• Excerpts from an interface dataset
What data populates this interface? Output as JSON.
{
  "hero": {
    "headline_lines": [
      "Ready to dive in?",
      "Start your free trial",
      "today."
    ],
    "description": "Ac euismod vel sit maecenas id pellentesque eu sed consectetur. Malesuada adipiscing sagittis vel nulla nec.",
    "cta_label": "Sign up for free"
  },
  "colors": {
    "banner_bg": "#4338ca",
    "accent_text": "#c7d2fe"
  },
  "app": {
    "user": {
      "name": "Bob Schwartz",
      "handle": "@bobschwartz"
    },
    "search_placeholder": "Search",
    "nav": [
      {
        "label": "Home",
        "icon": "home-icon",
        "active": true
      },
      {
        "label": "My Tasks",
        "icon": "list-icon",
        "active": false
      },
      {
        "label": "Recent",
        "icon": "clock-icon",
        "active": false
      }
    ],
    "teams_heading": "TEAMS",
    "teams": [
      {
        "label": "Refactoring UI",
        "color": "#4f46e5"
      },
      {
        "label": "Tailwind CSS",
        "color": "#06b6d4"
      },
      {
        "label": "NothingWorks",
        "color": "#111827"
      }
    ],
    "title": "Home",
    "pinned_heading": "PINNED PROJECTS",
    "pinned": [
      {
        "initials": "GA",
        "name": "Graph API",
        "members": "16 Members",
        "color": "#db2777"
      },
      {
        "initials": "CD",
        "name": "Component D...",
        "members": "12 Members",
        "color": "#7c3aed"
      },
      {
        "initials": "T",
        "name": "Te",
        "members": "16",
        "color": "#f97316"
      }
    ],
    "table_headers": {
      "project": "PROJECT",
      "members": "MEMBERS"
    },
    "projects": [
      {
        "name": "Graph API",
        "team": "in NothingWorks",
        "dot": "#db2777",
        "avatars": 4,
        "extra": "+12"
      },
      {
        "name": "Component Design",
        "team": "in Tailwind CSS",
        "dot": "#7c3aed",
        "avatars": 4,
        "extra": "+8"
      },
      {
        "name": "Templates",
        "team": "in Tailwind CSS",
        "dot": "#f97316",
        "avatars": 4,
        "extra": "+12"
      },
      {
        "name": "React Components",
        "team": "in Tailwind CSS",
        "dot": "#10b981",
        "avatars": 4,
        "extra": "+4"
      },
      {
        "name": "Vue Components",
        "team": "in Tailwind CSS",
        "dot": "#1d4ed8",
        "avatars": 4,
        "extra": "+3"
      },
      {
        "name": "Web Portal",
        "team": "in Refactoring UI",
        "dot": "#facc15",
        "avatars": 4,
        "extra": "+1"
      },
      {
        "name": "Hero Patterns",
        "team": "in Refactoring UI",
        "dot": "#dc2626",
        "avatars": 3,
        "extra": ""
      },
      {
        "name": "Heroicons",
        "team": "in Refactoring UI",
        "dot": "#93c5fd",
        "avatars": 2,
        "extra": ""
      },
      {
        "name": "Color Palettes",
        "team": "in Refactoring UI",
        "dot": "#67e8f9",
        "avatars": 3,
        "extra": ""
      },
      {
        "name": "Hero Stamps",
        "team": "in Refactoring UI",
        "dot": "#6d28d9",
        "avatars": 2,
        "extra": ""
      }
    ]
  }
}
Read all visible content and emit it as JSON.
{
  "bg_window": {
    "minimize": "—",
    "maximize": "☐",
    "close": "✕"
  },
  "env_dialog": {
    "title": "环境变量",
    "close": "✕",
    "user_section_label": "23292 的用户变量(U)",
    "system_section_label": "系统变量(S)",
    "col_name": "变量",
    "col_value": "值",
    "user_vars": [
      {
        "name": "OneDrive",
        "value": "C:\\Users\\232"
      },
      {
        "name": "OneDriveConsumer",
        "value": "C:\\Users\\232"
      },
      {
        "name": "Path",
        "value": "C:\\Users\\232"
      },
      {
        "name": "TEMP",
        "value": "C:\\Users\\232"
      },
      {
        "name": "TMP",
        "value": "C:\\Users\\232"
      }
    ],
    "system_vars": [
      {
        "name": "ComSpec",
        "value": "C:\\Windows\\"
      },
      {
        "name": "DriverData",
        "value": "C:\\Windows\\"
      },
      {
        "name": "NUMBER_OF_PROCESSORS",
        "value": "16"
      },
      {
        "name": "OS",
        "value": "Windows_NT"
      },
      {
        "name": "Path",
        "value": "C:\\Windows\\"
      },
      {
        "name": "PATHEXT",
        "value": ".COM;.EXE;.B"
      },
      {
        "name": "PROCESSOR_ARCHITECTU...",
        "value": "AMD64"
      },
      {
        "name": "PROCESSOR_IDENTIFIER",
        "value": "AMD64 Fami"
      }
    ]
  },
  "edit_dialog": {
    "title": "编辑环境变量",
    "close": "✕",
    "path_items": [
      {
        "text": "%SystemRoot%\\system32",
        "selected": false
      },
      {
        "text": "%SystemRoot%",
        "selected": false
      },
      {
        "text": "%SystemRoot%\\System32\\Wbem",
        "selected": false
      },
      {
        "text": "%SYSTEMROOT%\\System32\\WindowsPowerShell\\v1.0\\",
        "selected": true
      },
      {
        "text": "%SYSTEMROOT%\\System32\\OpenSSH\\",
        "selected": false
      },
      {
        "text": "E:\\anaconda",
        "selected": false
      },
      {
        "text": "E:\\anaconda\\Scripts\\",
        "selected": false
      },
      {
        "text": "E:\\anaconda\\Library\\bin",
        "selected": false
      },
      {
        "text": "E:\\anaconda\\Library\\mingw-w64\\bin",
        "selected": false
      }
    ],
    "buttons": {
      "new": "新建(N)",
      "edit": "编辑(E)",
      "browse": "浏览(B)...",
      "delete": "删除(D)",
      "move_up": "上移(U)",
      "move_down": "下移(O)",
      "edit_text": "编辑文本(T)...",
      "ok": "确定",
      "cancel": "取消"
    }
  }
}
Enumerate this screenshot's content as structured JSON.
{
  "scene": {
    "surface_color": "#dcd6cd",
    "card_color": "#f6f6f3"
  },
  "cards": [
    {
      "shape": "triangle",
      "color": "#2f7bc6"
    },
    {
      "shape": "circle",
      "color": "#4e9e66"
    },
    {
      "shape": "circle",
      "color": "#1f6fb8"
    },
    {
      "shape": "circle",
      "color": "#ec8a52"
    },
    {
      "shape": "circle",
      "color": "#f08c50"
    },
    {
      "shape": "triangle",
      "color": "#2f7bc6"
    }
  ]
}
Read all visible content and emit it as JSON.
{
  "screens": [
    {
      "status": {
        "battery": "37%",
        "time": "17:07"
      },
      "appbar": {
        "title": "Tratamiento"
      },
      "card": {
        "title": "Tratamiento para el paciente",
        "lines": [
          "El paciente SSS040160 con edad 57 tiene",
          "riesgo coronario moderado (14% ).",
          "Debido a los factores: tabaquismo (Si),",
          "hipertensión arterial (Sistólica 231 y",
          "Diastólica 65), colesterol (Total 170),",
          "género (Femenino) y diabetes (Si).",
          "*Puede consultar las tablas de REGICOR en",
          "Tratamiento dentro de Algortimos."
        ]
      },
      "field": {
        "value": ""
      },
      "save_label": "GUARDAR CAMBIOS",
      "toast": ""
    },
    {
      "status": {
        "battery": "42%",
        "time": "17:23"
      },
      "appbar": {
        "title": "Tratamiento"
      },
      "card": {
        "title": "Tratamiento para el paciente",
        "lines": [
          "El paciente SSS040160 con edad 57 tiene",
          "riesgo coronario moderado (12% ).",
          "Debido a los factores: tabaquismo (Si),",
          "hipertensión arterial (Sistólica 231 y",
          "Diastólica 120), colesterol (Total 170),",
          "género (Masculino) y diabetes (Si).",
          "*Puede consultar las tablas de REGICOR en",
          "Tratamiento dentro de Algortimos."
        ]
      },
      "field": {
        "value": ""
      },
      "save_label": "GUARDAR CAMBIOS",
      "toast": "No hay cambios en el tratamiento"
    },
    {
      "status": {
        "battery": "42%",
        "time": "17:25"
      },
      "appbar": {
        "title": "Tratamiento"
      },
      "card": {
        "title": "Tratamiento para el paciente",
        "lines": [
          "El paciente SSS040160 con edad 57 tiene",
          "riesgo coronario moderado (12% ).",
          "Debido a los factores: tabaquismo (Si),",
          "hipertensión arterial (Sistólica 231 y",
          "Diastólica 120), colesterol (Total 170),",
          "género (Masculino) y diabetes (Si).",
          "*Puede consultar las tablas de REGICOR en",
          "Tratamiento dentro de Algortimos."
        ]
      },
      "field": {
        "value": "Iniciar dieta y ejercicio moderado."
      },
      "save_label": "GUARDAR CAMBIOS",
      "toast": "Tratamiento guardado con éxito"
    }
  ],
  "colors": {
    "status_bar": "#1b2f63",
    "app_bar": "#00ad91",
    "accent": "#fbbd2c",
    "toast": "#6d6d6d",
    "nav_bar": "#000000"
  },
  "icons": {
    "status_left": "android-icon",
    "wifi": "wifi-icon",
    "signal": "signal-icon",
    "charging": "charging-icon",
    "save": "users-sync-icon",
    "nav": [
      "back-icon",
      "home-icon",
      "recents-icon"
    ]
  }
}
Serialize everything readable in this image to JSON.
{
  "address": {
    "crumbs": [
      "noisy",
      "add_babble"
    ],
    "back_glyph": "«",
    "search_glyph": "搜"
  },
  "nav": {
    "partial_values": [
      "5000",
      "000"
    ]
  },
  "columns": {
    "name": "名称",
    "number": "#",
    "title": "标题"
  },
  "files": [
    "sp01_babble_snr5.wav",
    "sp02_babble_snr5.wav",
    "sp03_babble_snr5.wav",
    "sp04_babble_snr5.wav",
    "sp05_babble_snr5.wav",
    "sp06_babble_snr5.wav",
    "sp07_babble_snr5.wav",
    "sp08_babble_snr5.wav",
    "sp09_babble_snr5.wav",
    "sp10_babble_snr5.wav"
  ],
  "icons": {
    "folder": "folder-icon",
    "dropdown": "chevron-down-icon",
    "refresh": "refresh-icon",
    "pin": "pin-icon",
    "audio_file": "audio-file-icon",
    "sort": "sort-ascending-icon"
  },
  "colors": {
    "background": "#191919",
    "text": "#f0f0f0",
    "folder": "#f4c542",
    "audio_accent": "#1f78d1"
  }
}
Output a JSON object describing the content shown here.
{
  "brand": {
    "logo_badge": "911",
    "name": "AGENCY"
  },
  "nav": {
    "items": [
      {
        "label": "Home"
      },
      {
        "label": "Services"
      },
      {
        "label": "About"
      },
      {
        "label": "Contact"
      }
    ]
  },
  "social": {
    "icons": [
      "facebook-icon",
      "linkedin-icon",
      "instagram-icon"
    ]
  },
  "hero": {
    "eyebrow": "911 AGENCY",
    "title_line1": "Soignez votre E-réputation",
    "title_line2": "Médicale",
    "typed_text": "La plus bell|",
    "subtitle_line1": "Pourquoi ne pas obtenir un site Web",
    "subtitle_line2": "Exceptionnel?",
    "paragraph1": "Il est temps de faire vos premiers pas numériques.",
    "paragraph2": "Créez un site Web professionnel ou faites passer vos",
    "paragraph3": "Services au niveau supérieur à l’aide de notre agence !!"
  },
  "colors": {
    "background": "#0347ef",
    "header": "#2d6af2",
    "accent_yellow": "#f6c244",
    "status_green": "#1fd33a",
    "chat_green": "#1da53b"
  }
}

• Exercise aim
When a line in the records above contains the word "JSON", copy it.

• Answer to this task
What data populates this interface? Output as JSON.
Read all visible content and emit it as JSON.
Enumerate this screenshot's content as structured JSON.
Read all visible content and emit it as JSON.
Serialize everything readable in this image to JSON.
Output a JSON object describing the content shown here.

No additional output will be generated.